*Excerpted records*:
Start of Block

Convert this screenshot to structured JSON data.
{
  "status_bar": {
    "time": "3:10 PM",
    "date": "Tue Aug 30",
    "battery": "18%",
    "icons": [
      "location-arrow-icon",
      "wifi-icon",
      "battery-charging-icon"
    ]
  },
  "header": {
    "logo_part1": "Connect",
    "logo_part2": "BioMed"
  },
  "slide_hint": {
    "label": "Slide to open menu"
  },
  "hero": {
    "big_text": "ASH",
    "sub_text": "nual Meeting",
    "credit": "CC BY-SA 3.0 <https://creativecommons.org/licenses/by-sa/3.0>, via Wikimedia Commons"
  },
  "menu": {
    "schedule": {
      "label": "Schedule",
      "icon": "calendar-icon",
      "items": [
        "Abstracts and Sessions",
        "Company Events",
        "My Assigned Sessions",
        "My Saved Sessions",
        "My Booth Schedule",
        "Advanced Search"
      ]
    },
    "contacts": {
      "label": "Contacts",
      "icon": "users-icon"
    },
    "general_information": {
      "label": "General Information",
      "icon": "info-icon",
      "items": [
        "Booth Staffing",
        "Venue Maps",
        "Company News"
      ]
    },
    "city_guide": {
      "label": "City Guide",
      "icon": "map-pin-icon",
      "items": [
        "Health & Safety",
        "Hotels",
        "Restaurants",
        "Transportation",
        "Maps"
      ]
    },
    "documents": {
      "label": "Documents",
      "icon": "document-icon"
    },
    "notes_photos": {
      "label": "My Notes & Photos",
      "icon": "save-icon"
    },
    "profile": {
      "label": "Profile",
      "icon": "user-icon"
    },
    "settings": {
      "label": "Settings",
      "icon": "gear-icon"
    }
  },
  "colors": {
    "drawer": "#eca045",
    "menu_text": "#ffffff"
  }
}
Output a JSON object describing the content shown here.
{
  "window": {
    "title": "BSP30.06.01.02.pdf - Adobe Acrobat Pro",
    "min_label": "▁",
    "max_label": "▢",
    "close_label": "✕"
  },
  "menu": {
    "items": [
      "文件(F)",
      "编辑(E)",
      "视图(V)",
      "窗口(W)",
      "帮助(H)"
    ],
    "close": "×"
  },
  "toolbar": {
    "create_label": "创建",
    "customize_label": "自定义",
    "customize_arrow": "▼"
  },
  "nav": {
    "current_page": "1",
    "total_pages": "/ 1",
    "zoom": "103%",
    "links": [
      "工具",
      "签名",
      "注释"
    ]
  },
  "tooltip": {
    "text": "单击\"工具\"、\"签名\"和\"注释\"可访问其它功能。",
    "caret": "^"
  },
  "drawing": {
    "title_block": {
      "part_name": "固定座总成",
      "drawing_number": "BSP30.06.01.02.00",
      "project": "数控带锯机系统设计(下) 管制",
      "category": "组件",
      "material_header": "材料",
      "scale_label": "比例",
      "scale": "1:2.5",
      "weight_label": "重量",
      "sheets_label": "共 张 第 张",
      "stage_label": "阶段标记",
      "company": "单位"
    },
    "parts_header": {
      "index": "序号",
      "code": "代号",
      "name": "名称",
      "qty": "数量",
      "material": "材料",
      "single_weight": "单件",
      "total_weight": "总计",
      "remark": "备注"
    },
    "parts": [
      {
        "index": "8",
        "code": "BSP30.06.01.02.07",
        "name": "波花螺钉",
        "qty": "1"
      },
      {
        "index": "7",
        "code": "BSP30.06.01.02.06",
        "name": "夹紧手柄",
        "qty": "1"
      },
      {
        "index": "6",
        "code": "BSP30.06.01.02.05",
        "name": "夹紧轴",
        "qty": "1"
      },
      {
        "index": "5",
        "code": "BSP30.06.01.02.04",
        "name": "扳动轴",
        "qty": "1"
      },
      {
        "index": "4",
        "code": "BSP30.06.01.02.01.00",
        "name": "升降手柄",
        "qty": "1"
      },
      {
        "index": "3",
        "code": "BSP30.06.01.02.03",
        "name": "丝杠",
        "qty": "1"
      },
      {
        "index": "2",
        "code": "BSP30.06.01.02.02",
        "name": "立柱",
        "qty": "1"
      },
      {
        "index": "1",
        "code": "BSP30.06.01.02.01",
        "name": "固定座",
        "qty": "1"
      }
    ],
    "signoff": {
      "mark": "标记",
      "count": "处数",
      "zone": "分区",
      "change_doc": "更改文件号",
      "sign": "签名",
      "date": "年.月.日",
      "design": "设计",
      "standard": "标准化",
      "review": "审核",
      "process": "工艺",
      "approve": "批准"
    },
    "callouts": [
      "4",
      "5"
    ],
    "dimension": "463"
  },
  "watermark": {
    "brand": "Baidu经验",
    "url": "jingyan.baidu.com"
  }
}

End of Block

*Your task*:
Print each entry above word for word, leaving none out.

*Answer for this exercise*:
Convert this screenshot to structured JSON data.
{
  "status_bar": {
    "time": "3:10 PM",
    "date": "Tue Aug 30",
    "battery": "18%",
    "icons": [
      "location-arrow-icon",
      "wifi-icon",
      "battery-charging-icon"
    ]
  },
  "header": {
    "logo_part1": "Connect",
    "logo_part2": "BioMed"
  },
  "slide_hint": {
    "label": "Slide to open menu"
  },
  "hero": {
    "big_text": "ASH",
    "sub_text": "nual Meeting",
    "credit": "CC BY-SA 3.0 <https://creativecommons.org/licenses/by-sa/3.0>, via Wikimedia Commons"
  },
  "menu": {
    "schedule": {
      "label": "Schedule",
      "icon": "calendar-icon",
      "items": [
        "Abstracts and Sessions",
        "Company Events",
        "My Assigned Sessions",
        "My Saved Sessions",
        "My Booth Schedule",
        "Advanced Search"
      ]
    },
    "contacts": {
      "label": "Contacts",
      "icon": "users-icon"
    },
    "general_information": {
      "label": "General Information",
      "icon": "info-icon",
      "items": [
        "Booth Staffing",
        "Venue Maps",
        "Company News"
      ]
    },
    "city_guide": {
      "label": "City Guide",
      "icon": "map-pin-icon",
      "items": [
        "Health & Safety",
        "Hotels",
        "Restaurants",
        "Transportation",
        "Maps"
      ]
    },
    "documents": {
      "label": "Documents",
      "icon": "document-icon"
    },
    "notes_photos": {
      "label": "My Notes & Photos",
      "icon": "save-icon"
    },
    "profile": {
      "label": "Profile",
      "icon": "user-icon"
    },
    "settings": {
      "label": "Settings",
      "icon": "gear-icon"
    }
  },
  "colors": {
    "drawer": "#eca045",
    "menu_text": "#ffffff"
  }
}
Output a JSON object describing the content shown here.
{
  "window": {
    "title": "BSP30.06.01.02.pdf - Adobe Acrobat Pro",
    "min_label": "▁",
    "max_label": "▢",
    "close_label": "✕"
  },
  "menu": {
    "items": [
      "文件(F)",
      "编辑(E)",
      "视图(V)",
      "窗口(W)",
      "帮助(H)"
    ],
    "close": "×"
  },
  "toolbar": {
    "create_label": "创建",
    "customize_label": "自定义",
    "customize_arrow": "▼"
  },
  "nav": {
    "current_page": "1",
    "total_pages": "/ 1",
    "zoom": "103%",
    "links": [
      "工具",
      "签名",
      "注释"
    ]
  },
  "tooltip": {
    "text": "单击\"工具\"、\"签名\"和\"注释\"可访问其它功能。",
    "caret": "^"
  },
  "drawing": {
    "title_block": {
      "part_name": "固定座总成",
      "drawing_number": "BSP30.06.01.02.00",
      "project": "数控带锯机系统设计(下) 管制",
      "category": "组件",
      "material_header": "材料",
      "scale_label": "比例",
      "scale": "1:2.5",
      "weight_label": "重量",
      "sheets_label": "共 张 第 张",
      "stage_label": "阶段标记",
      "company": "单位"
    },
    "parts_header": {
      "index": "序号",
      "code": "代号",
      "name": "名称",
      "qty": "数量",
      "material": "材料",
      "single_weight": "单件",
      "total_weight": "总计",
      "remark": "备注"
    },
    "parts": [
      {
        "index": "8",
        "code": "BSP30.06.01.02.07",
        "name": "波花螺钉",
        "qty": "1"
      },
      {
        "index": "7",
        "code": "BSP30.06.01.02.06",
        "name": "夹紧手柄",
        "qty": "1"
      },
      {
        "index": "6",
        "code": "BSP30.06.01.02.05",
        "name": "夹紧轴",
        "qty": "1"
      },
      {
        "index": "5",
        "code": "BSP30.06.01.02.04",
        "name": "扳动轴",
        "qty": "1"
      },
      {
        "index": "4",
        "code": "BSP30.06.01.02.01.00",
        "name": "升降手柄",
        "qty": "1"
      },
      {
        "index": "3",
        "code": "BSP30.06.01.02.03",
        "name": "丝杠",
        "qty": "1"
      },
      {
        "index": "2",
        "code": "BSP30.06.01.02.02",
        "name": "立柱",
        "qty": "1"
      },
      {
        "index": "1",
        "code": "BSP30.06.01.02.01",
        "name": "固定座",
        "qty": "1"
      }
    ],
    "signoff": {
      "mark": "标记",
      "count": "处数",
      "zone": "分区",
      "change_doc": "更改文件号",
      "sign": "签名",
      "date": "年.月.日",
      "design": "设计",
      "standard": "标准化",
      "review": "审核",
      "process": "工艺",
      "approve": "批准"
    },
    "callouts": [
      "4",
      "5"
    ],
    "dimension": "463"
  },
  "watermark": {
    "brand": "Baidu经验",
    "url": "jingyan.baidu.com"
  }
}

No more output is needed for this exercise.